Could you return each line below without altering a word?

━━━ SOURCE DATA

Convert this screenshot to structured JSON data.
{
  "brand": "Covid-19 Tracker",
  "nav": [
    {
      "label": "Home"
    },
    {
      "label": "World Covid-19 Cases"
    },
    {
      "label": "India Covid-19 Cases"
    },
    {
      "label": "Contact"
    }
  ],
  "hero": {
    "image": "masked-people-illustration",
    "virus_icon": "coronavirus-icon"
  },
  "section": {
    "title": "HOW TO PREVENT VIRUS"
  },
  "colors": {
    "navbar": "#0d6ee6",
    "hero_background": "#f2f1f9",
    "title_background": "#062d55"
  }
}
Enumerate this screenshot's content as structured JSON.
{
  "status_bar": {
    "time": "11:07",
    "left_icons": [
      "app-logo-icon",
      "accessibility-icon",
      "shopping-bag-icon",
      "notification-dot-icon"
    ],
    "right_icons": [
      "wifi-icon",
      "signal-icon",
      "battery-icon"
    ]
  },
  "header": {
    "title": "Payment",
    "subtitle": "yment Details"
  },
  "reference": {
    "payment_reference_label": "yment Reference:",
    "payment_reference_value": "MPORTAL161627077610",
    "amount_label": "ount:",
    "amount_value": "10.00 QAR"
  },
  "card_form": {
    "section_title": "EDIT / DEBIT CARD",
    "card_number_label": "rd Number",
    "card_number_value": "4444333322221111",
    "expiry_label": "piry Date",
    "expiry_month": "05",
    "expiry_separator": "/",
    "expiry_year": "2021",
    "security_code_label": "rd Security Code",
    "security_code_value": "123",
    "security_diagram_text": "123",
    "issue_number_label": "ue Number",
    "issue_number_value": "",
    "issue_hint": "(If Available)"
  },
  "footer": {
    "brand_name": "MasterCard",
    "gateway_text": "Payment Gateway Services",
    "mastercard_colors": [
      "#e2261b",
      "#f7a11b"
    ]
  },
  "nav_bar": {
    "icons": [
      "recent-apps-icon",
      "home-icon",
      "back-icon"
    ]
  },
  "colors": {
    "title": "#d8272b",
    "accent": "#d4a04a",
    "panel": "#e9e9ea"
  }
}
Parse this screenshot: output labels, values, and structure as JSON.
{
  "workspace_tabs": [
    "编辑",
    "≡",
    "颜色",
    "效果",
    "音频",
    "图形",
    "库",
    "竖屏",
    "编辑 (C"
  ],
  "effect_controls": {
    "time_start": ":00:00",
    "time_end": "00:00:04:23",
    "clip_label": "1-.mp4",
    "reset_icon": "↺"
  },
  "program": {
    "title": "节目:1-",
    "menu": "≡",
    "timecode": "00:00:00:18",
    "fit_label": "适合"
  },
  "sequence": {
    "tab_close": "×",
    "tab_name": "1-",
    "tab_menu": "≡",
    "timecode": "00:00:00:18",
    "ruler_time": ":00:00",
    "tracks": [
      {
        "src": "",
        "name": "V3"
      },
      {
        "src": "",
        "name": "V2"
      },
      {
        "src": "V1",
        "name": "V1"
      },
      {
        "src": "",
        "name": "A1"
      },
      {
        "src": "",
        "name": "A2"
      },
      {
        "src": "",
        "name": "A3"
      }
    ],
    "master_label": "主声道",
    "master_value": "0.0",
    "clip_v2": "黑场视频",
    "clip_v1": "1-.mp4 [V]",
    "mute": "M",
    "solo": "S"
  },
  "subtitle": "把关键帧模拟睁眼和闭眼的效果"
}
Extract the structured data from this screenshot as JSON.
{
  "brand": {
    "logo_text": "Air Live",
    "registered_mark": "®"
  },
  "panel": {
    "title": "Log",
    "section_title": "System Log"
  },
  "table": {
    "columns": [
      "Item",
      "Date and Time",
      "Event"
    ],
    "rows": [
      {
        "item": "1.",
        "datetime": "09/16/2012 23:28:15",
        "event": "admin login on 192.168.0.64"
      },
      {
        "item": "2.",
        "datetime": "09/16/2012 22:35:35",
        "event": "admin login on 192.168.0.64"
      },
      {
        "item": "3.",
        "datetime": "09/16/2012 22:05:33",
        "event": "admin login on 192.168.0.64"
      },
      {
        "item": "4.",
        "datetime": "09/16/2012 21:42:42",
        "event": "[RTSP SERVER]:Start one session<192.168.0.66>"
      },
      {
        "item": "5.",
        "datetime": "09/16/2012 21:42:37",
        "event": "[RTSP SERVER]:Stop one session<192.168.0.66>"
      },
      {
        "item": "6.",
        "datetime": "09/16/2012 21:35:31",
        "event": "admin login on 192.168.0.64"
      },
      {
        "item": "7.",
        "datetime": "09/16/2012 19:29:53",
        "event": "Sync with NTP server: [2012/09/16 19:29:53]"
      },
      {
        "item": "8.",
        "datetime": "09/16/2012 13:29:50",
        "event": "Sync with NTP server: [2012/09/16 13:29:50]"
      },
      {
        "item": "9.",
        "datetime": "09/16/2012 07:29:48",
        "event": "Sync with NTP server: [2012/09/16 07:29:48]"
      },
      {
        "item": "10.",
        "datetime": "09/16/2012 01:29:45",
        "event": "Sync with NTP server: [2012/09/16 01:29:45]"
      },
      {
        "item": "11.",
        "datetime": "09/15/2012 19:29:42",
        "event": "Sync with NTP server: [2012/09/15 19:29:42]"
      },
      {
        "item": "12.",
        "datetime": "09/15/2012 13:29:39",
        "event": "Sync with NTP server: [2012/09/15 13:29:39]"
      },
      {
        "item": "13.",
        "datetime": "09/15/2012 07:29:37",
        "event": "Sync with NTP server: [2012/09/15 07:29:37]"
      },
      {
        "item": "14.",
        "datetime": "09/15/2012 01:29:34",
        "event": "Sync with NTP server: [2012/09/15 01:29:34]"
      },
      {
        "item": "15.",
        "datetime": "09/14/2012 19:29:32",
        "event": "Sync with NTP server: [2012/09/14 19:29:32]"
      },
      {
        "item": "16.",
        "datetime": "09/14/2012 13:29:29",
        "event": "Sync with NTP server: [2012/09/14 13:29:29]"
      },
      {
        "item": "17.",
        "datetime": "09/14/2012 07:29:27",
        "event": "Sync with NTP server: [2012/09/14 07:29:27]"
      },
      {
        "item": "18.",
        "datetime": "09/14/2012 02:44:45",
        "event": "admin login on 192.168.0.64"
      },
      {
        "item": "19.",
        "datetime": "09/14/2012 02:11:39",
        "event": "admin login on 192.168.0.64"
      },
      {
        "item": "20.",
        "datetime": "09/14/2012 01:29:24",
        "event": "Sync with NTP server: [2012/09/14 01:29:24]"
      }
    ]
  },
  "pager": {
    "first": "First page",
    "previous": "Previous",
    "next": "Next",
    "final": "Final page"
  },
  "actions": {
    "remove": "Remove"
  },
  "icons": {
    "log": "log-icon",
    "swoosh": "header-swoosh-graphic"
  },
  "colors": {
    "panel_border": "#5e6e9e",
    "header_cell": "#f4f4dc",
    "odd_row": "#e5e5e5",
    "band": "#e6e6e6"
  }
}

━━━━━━

*TASK OUTPUT*
Convert this screenshot to structured JSON data.
{
  "brand": "Covid-19 Tracker",
  "nav": [
    {
      "label": "Home"
    },
    {
      "label": "World Covid-19 Cases"
    },
    {
      "label": "India Covid-19 Cases"
    },
    {
      "label": "Contact"
    }
  ],
  "hero": {
    "image": "masked-people-illustration",
    "virus_icon": "coronavirus-icon"
  },
  "section": {
    "title": "HOW TO PREVENT VIRUS"
  },
  "colors": {
    "navbar": "#0d6ee6",
    "hero_background": "#f2f1f9",
    "title_background": "#062d55"
  }
}
Enumerate this screenshot's content as structured JSON.
{
  "status_bar": {
    "time": "11:07",
    "left_icons": [
      "app-logo-icon",
      "accessibility-icon",
      "shopping-bag-icon",
      "notification-dot-icon"
    ],
    "right_icons": [
      "wifi-icon",
      "signal-icon",
      "battery-icon"
    ]
  },
  "header": {
    "title": "Payment",
    "subtitle": "yment Details"
  },
  "reference": {
    "payment_reference_label": "yment Reference:",
    "payment_reference_value": "MPORTAL161627077610",
    "amount_label": "ount:",
    "amount_value": "10.00 QAR"
  },
  "card_form": {
    "section_title": "EDIT / DEBIT CARD",
    "card_number_label": "rd Number",
    "card_number_value": "4444333322221111",
    "expiry_label": "piry Date",
    "expiry_month": "05",
    "expiry_separator": "/",
    "expiry_year": "2021",
    "security_code_label": "rd Security Code",
    "security_code_value": "123",
    "security_diagram_text": "123",
    "issue_number_label": "ue Number",
    "issue_number_value": "",
    "issue_hint": "(If Available)"
  },
  "footer": {
    "brand_name": "MasterCard",
    "gateway_text": "Payment Gateway Services",
    "mastercard_colors": [
      "#e2261b",
      "#f7a11b"
    ]
  },
  "nav_bar": {
    "icons": [
      "recent-apps-icon",
      "home-icon",
      "back-icon"
    ]
  },
  "colors": {
    "title": "#d8272b",
    "accent": "#d4a04a",
    "panel": "#e9e9ea"
  }
}
Parse this screenshot: output labels, values, and structure as JSON.
{
  "workspace_tabs": [
    "编辑",
    "≡",
    "颜色",
    "效果",
    "音频",
    "图形",
    "库",
    "竖屏",
    "编辑 (C"
  ],
  "effect_controls": {
    "time_start": ":00:00",
    "time_end": "00:00:04:23",
    "clip_label": "1-.mp4",
    "reset_icon": "↺"
  },
  "program": {
    "title": "节目:1-",
    "menu": "≡",
    "timecode": "00:00:00:18",
    "fit_label": "适合"
  },
  "sequence": {
    "tab_close": "×",
    "tab_name": "1-",
    "tab_menu": "≡",
    "timecode": "00:00:00:18",
    "ruler_time": ":00:00",
    "tracks": [
      {
        "src": "",
        "name": "V3"
      },
      {
        "src": "",
        "name": "V2"
      },
      {
        "src": "V1",
        "name": "V1"
      },
      {
        "src": "",
        "name": "A1"
      },
      {
        "src": "",
        "name": "A2"
      },
      {
        "src": "",
        "name": "A3"
      }
    ],
    "master_label": "主声道",
    "master_value": "0.0",
    "clip_v2": "黑场视频",
    "clip_v1": "1-.mp4 [V]",
    "mute": "M",
    "solo": "S"
  },
  "subtitle": "把关键帧模拟睁眼和闭眼的效果"
}
Extract the structured data from this screenshot as JSON.
{
  "brand": {
    "logo_text": "Air Live",
    "registered_mark": "®"
  },
  "panel": {
    "title": "Log",
    "section_title": "System Log"
  },
  "table": {
    "columns": [
      "Item",
      "Date and Time",
      "Event"
    ],
    "rows": [
      {
        "item": "1.",
        "datetime": "09/16/2012 23:28:15",
        "event": "admin login on 192.168.0.64"
      },
      {
        "item": "2.",
        "datetime": "09/16/2012 22:35:35",
        "event": "admin login on 192.168.0.64"
      },
      {
        "item": "3.",
        "datetime": "09/16/2012 22:05:33",
        "event": "admin login on 192.168.0.64"
      },
      {
        "item": "4.",
        "datetime": "09/16/2012 21:42:42",
        "event": "[RTSP SERVER]:Start one session<192.168.0.66>"
      },
      {
        "item": "5.",
        "datetime": "09/16/2012 21:42:37",
        "event": "[RTSP SERVER]:Stop one session<192.168.0.66>"
      },
      {
        "item": "6.",
        "datetime": "09/16/2012 21:35:31",
        "event": "admin login on 192.168.0.64"
      },
      {
        "item": "7.",
        "datetime": "09/16/2012 19:29:53",
        "event": "Sync with NTP server: [2012/09/16 19:29:53]"
      },
      {
        "item": "8.",
        "datetime": "09/16/2012 13:29:50",
        "event": "Sync with NTP server: [2012/09/16 13:29:50]"
      },
      {
        "item": "9.",
        "datetime": "09/16/2012 07:29:48",
        "event": "Sync with NTP server: [2012/09/16 07:29:48]"
      },
      {
        "item": "10.",
        "datetime": "09/16/2012 01:29:45",
        "event": "Sync with NTP server: [2012/09/16 01:29:45]"
      },
      {
        "item": "11.",
        "datetime": "09/15/2012 19:29:42",
        "event": "Sync with NTP server: [2012/09/15 19:29:42]"
      },
      {
        "item": "12.",
        "datetime": "09/15/2012 13:29:39",
        "event": "Sync with NTP server: [2012/09/15 13:29:39]"
      },
      {
        "item": "13.",
        "datetime": "09/15/2012 07:29:37",
        "event": "Sync with NTP server: [2012/09/15 07:29:37]"
      },
      {
        "item": "14.",
        "datetime": "09/15/2012 01:29:34",
        "event": "Sync with NTP server: [2012/09/15 01:29:34]"
      },
      {
        "item": "15.",
        "datetime": "09/14/2012 19:29:32",
        "event": "Sync with NTP server: [2012/09/14 19:29:32]"
      },
      {
        "item": "16.",
        "datetime": "09/14/2012 13:29:29",
        "event": "Sync with NTP server: [2012/09/14 13:29:29]"
      },
      {
        "item": "17.",
        "datetime": "09/14/2012 07:29:27",
        "event": "Sync with NTP server: [2012/09/14 07:29:27]"
      },
      {
        "item": "18.",
        "datetime": "09/14/2012 02:44:45",
        "event": "admin login on 192.168.0.64"
      },
      {
        "item": "19.",
        "datetime": "09/14/2012 02:11:39",
        "event": "admin login on 192.168.0.64"
      },
      {
        "item": "20.",
        "datetime": "09/14/2012 01:29:24",
        "event": "Sync with NTP server: [2012/09/14 01:29:24]"
      }
    ]
  },
  "pager": {
    "first": "First page",
    "previous": "Previous",
    "next": "Next",
    "final": "Final page"
  },
  "actions": {
    "remove": "Remove"
  },
  "icons": {
    "log": "log-icon",
    "swoosh": "header-swoosh-graphic"
  },
  "colors": {
    "panel_border": "#5e6e9e",
    "header_cell": "#f4f4dc",
    "odd_row": "#e5e5e5",
    "band": "#e6e6e6"
  }
}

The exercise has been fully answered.